Of course, community work programs bring with them their own set of risks. For example, if the guilty individual is posted to a locality or an institution with a history of discrimination or physical/sexual abuse, then there is a good likelihood that the community work enrollee will get into quarrels and altercations, if not give vent to more violent reactions. Moreover, the participant will have to fully commit himself/herself for the task assigned to him/her. Half-hearted efforts to serve the community will only result in making the individual vulnerable to commit further crimes and will ultimately defeat the restorative purpose. These are a set of drawbacks associated with the concept of community service as a remedial measure for social crimes (Mason, 1998).
There are human rights activists, who take a more compassionate view of the flawed behaviors of criminals. The implication here being that relatively un-oppressive punishments such as imposition of so many hours of community work is more legitimate when compared to harsher punishments. But, it should be borne in mind that
“The human rights movement is based on the need for a counter-ideology to combat the abuses and misuses of political authority by those who invoke as a justification for their activities, the need to subordinate the particular needs of the individuals to the general good. The stance of the rights workers in the long haul benefits a few persons in comparison to the safety and security of the entire society.” (Andrews & Bonta, 2003)
Hence, we need to gain a more nuanced understanding of the nature of civil liberties and how the rights of individuals square off against that of the community, before deciding on the right approach to punishing criminals.

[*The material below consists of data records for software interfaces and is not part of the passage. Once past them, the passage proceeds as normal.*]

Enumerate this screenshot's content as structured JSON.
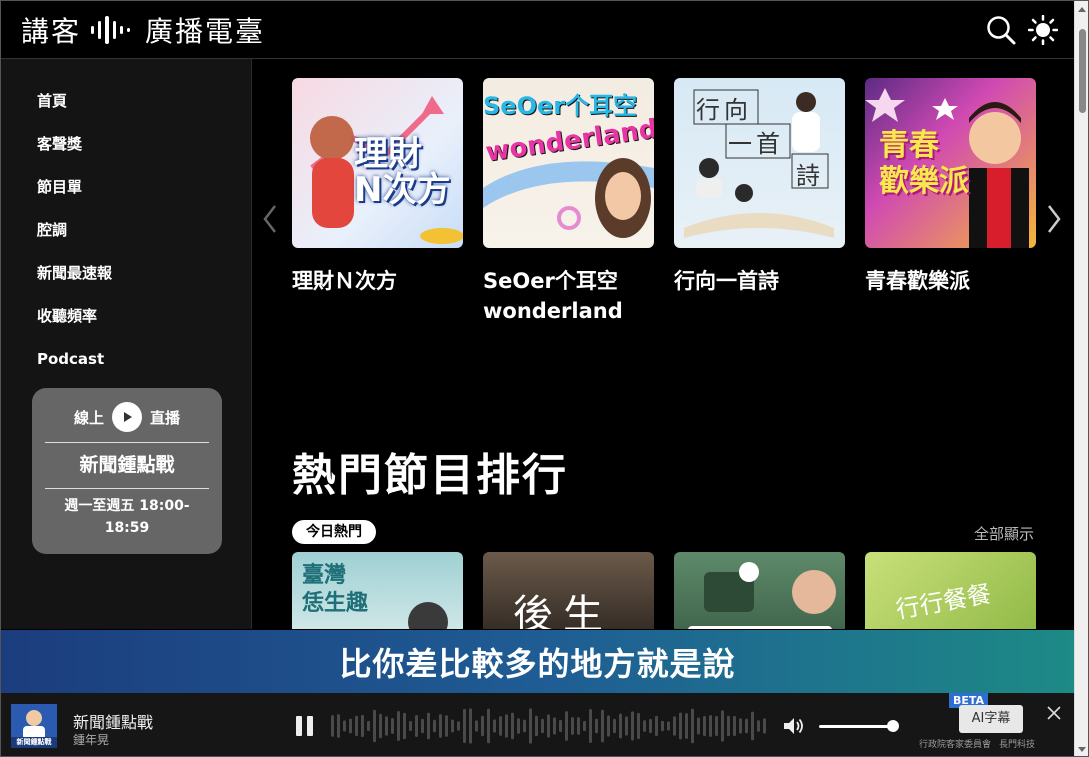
{
  "header": {
    "logo_left": "講客",
    "logo_right": "廣播電臺"
  },
  "sidebar": {
    "items": [
      {
        "label": "首頁"
      },
      {
        "label": "客聲獎"
      },
      {
        "label": "節目單"
      },
      {
        "label": "腔調"
      },
      {
        "label": "新聞最速報"
      },
      {
        "label": "收聽頻率"
      },
      {
        "label": "Podcast"
      }
    ],
    "live": {
      "left": "線上",
      "right": "直播",
      "show": "新聞鍾點戰",
      "time": "週一至週五 18:00-18:59"
    }
  },
  "carousel": {
    "items": [
      {
        "title": "理財Ｎ次方",
        "art": "理財\nN次方"
      },
      {
        "title": "SeOer个耳空 wonderland",
        "art_a": "SeOer个耳空",
        "art_b": "wonderland"
      },
      {
        "title": "行向一首詩",
        "art_a": "行向",
        "art_b": "一首",
        "art_c": "詩"
      },
      {
        "title": "青春歡樂派",
        "art": "青春\n歡樂派"
      }
    ]
  },
  "hot": {
    "title": "熱門節目排行",
    "tab": "今日熱門",
    "show_all": "全部顯示",
    "items": [
      {
        "art": "臺灣\n恁生趣"
      },
      {
        "art": "後生"
      },
      {
        "art": ""
      },
      {
        "art": "行行餐餐"
      }
    ]
  },
  "subtitle": "比你差比較多的地方就是說",
  "player": {
    "show": "新聞鍾點戰",
    "host": "鍾年晃",
    "thumb_label": "新聞鍾點戰",
    "beta": "BETA",
    "ai_label": "AI字幕",
    "sponsor_a": "行政院客家委員會",
    "sponsor_b": "長門科技",
    "volume": 0.9
  },
  "colors": {
    "background": "#000000",
    "sidebar": "#141414",
    "live_card": "#666666",
    "subtitle_start": "#1c3d7d",
    "subtitle_end": "#1d8a86"
  }
}
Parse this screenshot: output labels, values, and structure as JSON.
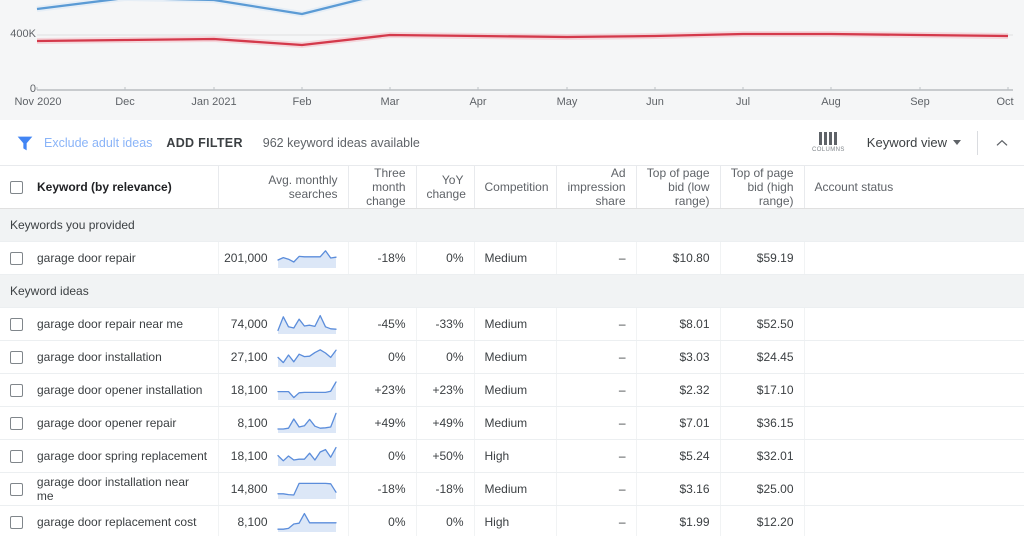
{
  "chart": {
    "y_labels": {
      "top": "400K",
      "zero": "0"
    },
    "x_ticks": [
      "Nov 2020",
      "Dec",
      "Jan 2021",
      "Feb",
      "Mar",
      "Apr",
      "May",
      "Jun",
      "Jul",
      "Aug",
      "Sep",
      "Oct"
    ],
    "colors": {
      "series_blue": "#5b9bd5",
      "series_red": "#d4394b",
      "background": "#f5f6f7",
      "gridline": "#e0e0e0",
      "axis": "#9aa0a6"
    }
  },
  "chart_data": {
    "type": "line",
    "title": "",
    "xlabel": "",
    "ylabel": "",
    "ylim": [
      0,
      800000
    ],
    "grid": true,
    "legend": "none",
    "x": [
      "Nov 2020",
      "Dec",
      "Jan 2021",
      "Feb",
      "Mar",
      "Apr",
      "May",
      "Jun",
      "Jul",
      "Aug",
      "Sep",
      "Oct"
    ],
    "series": [
      {
        "name": "blue-series",
        "color": "#5b9bd5",
        "values": [
          620000,
          700000,
          690000,
          600000,
          740000,
          null,
          null,
          null,
          null,
          null,
          null,
          null
        ]
      },
      {
        "name": "red-series",
        "color": "#d4394b",
        "values": [
          388000,
          390000,
          393000,
          372000,
          405000,
          400000,
          398000,
          402000,
          406000,
          406000,
          404000,
          402000
        ]
      }
    ]
  },
  "filter_bar": {
    "funnel_icon": "filter-funnel-icon",
    "exclude_adult_ideas": "Exclude adult ideas",
    "add_filter": "ADD FILTER",
    "ideas_available": "962 keyword ideas available",
    "columns_label": "COLUMNS",
    "view_label": "Keyword view",
    "collapse_icon": "chevron-up-icon"
  },
  "table": {
    "headers": [
      "Keyword (by relevance)",
      "Avg. monthly searches",
      "Three month change",
      "YoY change",
      "Competition",
      "Ad impression share",
      "Top of page bid (low range)",
      "Top of page bid (high range)",
      "Account status"
    ],
    "groups": [
      {
        "label": "Keywords you provided",
        "rows": [
          {
            "keyword": "garage door repair",
            "searches": "201,000",
            "three_month": "-18%",
            "yoy": "0%",
            "competition": "Medium",
            "ad_share": "–",
            "bid_low": "$10.80",
            "bid_high": "$59.19",
            "account_status": "",
            "spark": [
              40,
              52,
              44,
              30,
              58,
              56,
              56,
              56,
              56,
              86,
              50,
              54
            ]
          }
        ]
      },
      {
        "label": "Keyword ideas",
        "rows": [
          {
            "keyword": "garage door repair near me",
            "searches": "74,000",
            "three_month": "-45%",
            "yoy": "-33%",
            "competition": "Medium",
            "ad_share": "–",
            "bid_low": "$8.01",
            "bid_high": "$52.50",
            "account_status": "",
            "spark": [
              18,
              86,
              36,
              30,
              74,
              40,
              44,
              38,
              92,
              36,
              26,
              24
            ]
          },
          {
            "keyword": "garage door installation",
            "searches": "27,100",
            "three_month": "0%",
            "yoy": "0%",
            "competition": "Medium",
            "ad_share": "–",
            "bid_low": "$3.03",
            "bid_high": "$24.45",
            "account_status": "",
            "spark": [
              48,
              22,
              60,
              26,
              64,
              52,
              54,
              72,
              86,
              70,
              48,
              84
            ]
          },
          {
            "keyword": "garage door opener installation",
            "searches": "18,100",
            "three_month": "+23%",
            "yoy": "+23%",
            "competition": "Medium",
            "ad_share": "–",
            "bid_low": "$2.32",
            "bid_high": "$17.10",
            "account_status": "",
            "spark": [
              42,
              42,
              42,
              12,
              36,
              38,
              38,
              38,
              38,
              38,
              44,
              90
            ]
          },
          {
            "keyword": "garage door opener repair",
            "searches": "8,100",
            "three_month": "+49%",
            "yoy": "+49%",
            "competition": "Medium",
            "ad_share": "–",
            "bid_low": "$7.01",
            "bid_high": "$36.15",
            "account_status": "",
            "spark": [
              20,
              20,
              24,
              70,
              30,
              36,
              68,
              34,
              24,
              26,
              30,
              98
            ]
          },
          {
            "keyword": "garage door spring replacement",
            "searches": "18,100",
            "three_month": "0%",
            "yoy": "+50%",
            "competition": "High",
            "ad_share": "–",
            "bid_low": "$5.24",
            "bid_high": "$32.01",
            "account_status": "",
            "spark": [
              52,
              26,
              50,
              30,
              34,
              34,
              64,
              30,
              70,
              82,
              44,
              92
            ]
          },
          {
            "keyword": "garage door installation near me",
            "searches": "14,800",
            "three_month": "-18%",
            "yoy": "-18%",
            "competition": "Medium",
            "ad_share": "–",
            "bid_low": "$3.16",
            "bid_high": "$25.00",
            "account_status": "",
            "spark": [
              26,
              26,
              22,
              20,
              78,
              78,
              78,
              78,
              78,
              78,
              76,
              34
            ]
          },
          {
            "keyword": "garage door replacement cost",
            "searches": "8,100",
            "three_month": "0%",
            "yoy": "0%",
            "competition": "High",
            "ad_share": "–",
            "bid_low": "$1.99",
            "bid_high": "$12.20",
            "account_status": "",
            "spark": [
              14,
              14,
              18,
              40,
              44,
              92,
              46,
              46,
              46,
              46,
              46,
              46
            ]
          }
        ]
      }
    ]
  }
}
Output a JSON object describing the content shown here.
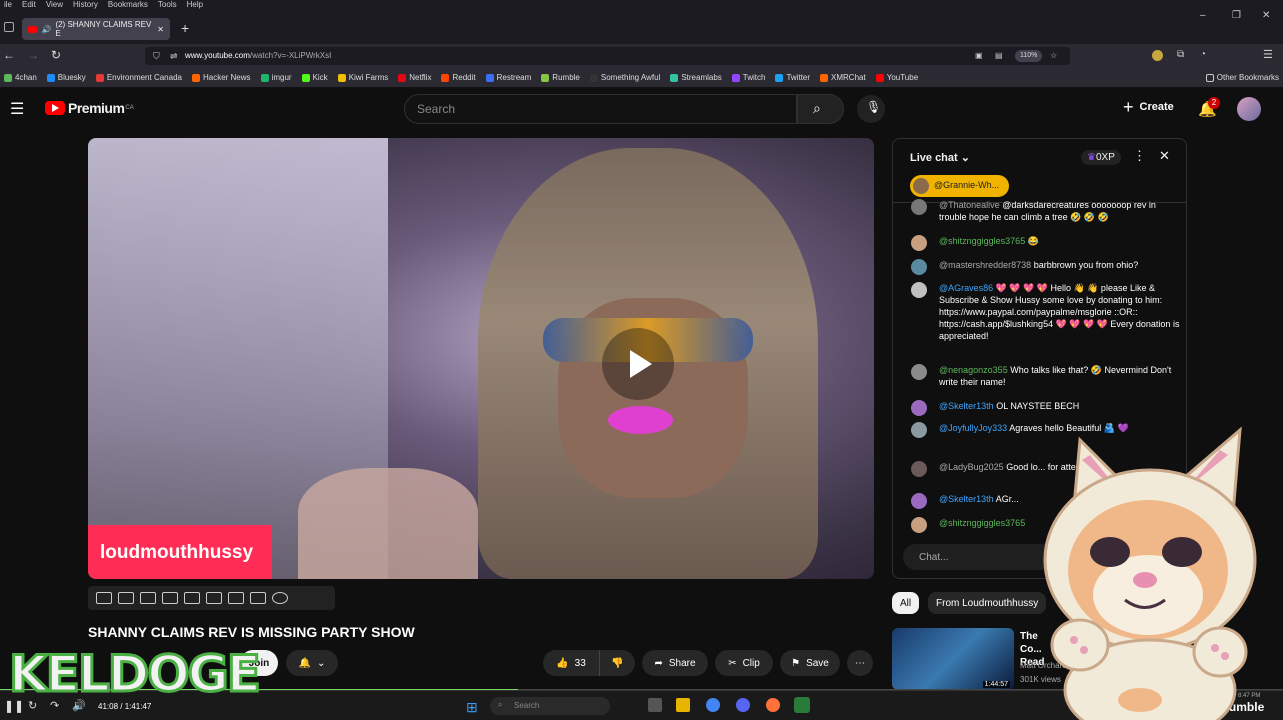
{
  "browser": {
    "menu": [
      "ile",
      "Edit",
      "View",
      "History",
      "Bookmarks",
      "Tools",
      "Help"
    ],
    "tab_title": "(2) SHANNY CLAIMS REV E",
    "url_host": "www.youtube.com",
    "url_path": "/watch?v=-XLiPWrkXsI",
    "zoom": "110%",
    "bookmarks": [
      {
        "label": "4chan",
        "color": "#5cb85c"
      },
      {
        "label": "Bluesky",
        "color": "#1d8cf8"
      },
      {
        "label": "Environment Canada",
        "color": "#e53935"
      },
      {
        "label": "Hacker News",
        "color": "#ff6600"
      },
      {
        "label": "imgur",
        "color": "#1bb76e"
      },
      {
        "label": "Kick",
        "color": "#53fc18"
      },
      {
        "label": "Kiwi Farms",
        "color": "#f0c000"
      },
      {
        "label": "Netflix",
        "color": "#e50914"
      },
      {
        "label": "Reddit",
        "color": "#ff4500"
      },
      {
        "label": "Restream",
        "color": "#3b6ef5"
      },
      {
        "label": "Rumble",
        "color": "#85c742"
      },
      {
        "label": "Something Awful",
        "color": "#333333"
      },
      {
        "label": "Streamlabs",
        "color": "#31c3a2"
      },
      {
        "label": "Twitch",
        "color": "#9146ff"
      },
      {
        "label": "Twitter",
        "color": "#1da1f2"
      },
      {
        "label": "XMRChat",
        "color": "#ff6600"
      },
      {
        "label": "YouTube",
        "color": "#ff0000"
      }
    ],
    "other_bookmarks": "Other Bookmarks"
  },
  "youtube": {
    "logo_text": "Premium",
    "logo_region": "CA",
    "search_placeholder": "Search",
    "create_label": "Create",
    "notif_count": "2"
  },
  "video": {
    "name_tag": "loudmouthhussy",
    "title": "SHANNY CLAIMS REV IS MISSING PARTY SHOW",
    "join_label": "Join",
    "like_count": "33",
    "share_label": "Share",
    "clip_label": "Clip",
    "save_label": "Save",
    "time": "41:08 / 1:41:47",
    "progress_percent": 40.4
  },
  "chat": {
    "title": "Live chat",
    "xp": "0XP",
    "pinned_user": "@Grannie-Wh...",
    "input_placeholder": "Chat...",
    "messages": [
      {
        "user": "@Thatonealive",
        "text": "@darksdarecreatures ooooooop rev in trouble hope he can climb a tree 🤣 🤣 🤣",
        "color": "#777"
      },
      {
        "user": "@shitznggiggles3765",
        "text": "😂",
        "color": "#c8a080",
        "cls": "g"
      },
      {
        "user": "@mastershredder8738",
        "text": "barbbrown you from ohio?",
        "color": "#5a8aa0",
        "cls": "gr"
      },
      {
        "user": "@AGraves86",
        "text": "💖 💖 💖 💖 Hello 👋 👋 please Like & Subscribe & Show Hussy some love by donating to him: https://www.paypal.com/paypalme/msglorie ::OR:: https://cash.app/$lushking54 💖 💖 💖 💖 Every donation is appreciated!",
        "color": "#c0c0c0"
      },
      {
        "user": "@nenagonzo355",
        "text": "Who talks like that? 🤣 Nevermind Don't write their name!",
        "color": "#8a8a8a",
        "cls": "g"
      },
      {
        "user": "@Skelter13th",
        "text": "OL NAYSTEE BECH",
        "color": "#9a6ac0"
      },
      {
        "user": "@JoyfullyJoy333",
        "text": "Agraves hello Beautiful 🫂 💜",
        "color": "#8a9aa0"
      },
      {
        "user": "@LadyBug2025",
        "text": "Good lo... for attention",
        "color": "#6a5a5a",
        "cls": "gr"
      },
      {
        "user": "@Skelter13th",
        "text": "AGr...",
        "color": "#9a6ac0"
      },
      {
        "user": "@shitznggiggles3765",
        "text": "",
        "color": "#c8a080",
        "cls": "g"
      }
    ]
  },
  "related": {
    "chip_all": "All",
    "chip_from": "From Loudmouthhussy",
    "video_title": "The Co... Read",
    "channel": "Matt Orchard",
    "views": "301K views",
    "duration": "1:44:57"
  },
  "overlay": {
    "keldoge": "KELDOGE",
    "rumble": "rumble",
    "clock": "8:47 PM"
  },
  "taskbar": {
    "search": "Search"
  }
}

Another area where community service holds an advantage over traditional measures of justice is its long-term effects on the guilty individual. Studies have documented how convicts, having completed their prison terms find it difficult to reintegrate into society, making them more vulnerable for repeating violent behavior, which landed them in prison in the first place. It also has to be remembered that any opportunity for social interaction in the prison environment can also be an opportunity for sexual experience. Correctional programs will not work without an atmosphere of camaraderie and a sense of belonging. Hence, the solution lies in balancing between these two necessities. Admonishments and physical restraints have obviously failed to improve the inmates’ wellbeing, as several studies indicate. Moreover, such ex-convicts are prone to indulge in deviant sexual behavior when they come out of their detention centers, making a strong case for holistic and accommodative punishments as community work (Andrews & Bonta, 2003).
The debate on the efficacy of conventional punitive measures of the criminal justice system, such as imprisonment and monetary penalty has a long history. But such measures do not take into account the fact that the reasons behind crimes comprise of a broad spectrum of causes, ranging from socio-economic factors, level of education, physical or emotional abuse and even genetics. So, designing a system that would factor-in these causes and attempt to remedy the roots of the malady has now become imperative. While alternative sentencing approaches like community service, or for that matter, even work release program, are not a panacea, they help mitigate the problem to an extent.
Andrews, DA & Bonta, J., The Psychology of Criminal Conduct, ISBN 1-58360-544-4, published in 2003
“Is torture ever justified? Terrorism and civil liberty.,(All democracies eschew torture, but some are ambivalent).” The Economist (US) 384.8547 (Sept 22, 2007): 72US.
Mason, W. A., Zimmerman, L., & Evans, W. (Oct 1998). Sexual and physical abuse among incarcerated youth: implications for sexual behavior, contraceptive use, and teenage pregnancy. Child Abuse and Neglect, 22, n10. p.987(9).
Zehr, H, Little Book of Restorative Justice, ISBN 1-56148-376-1, published in 2002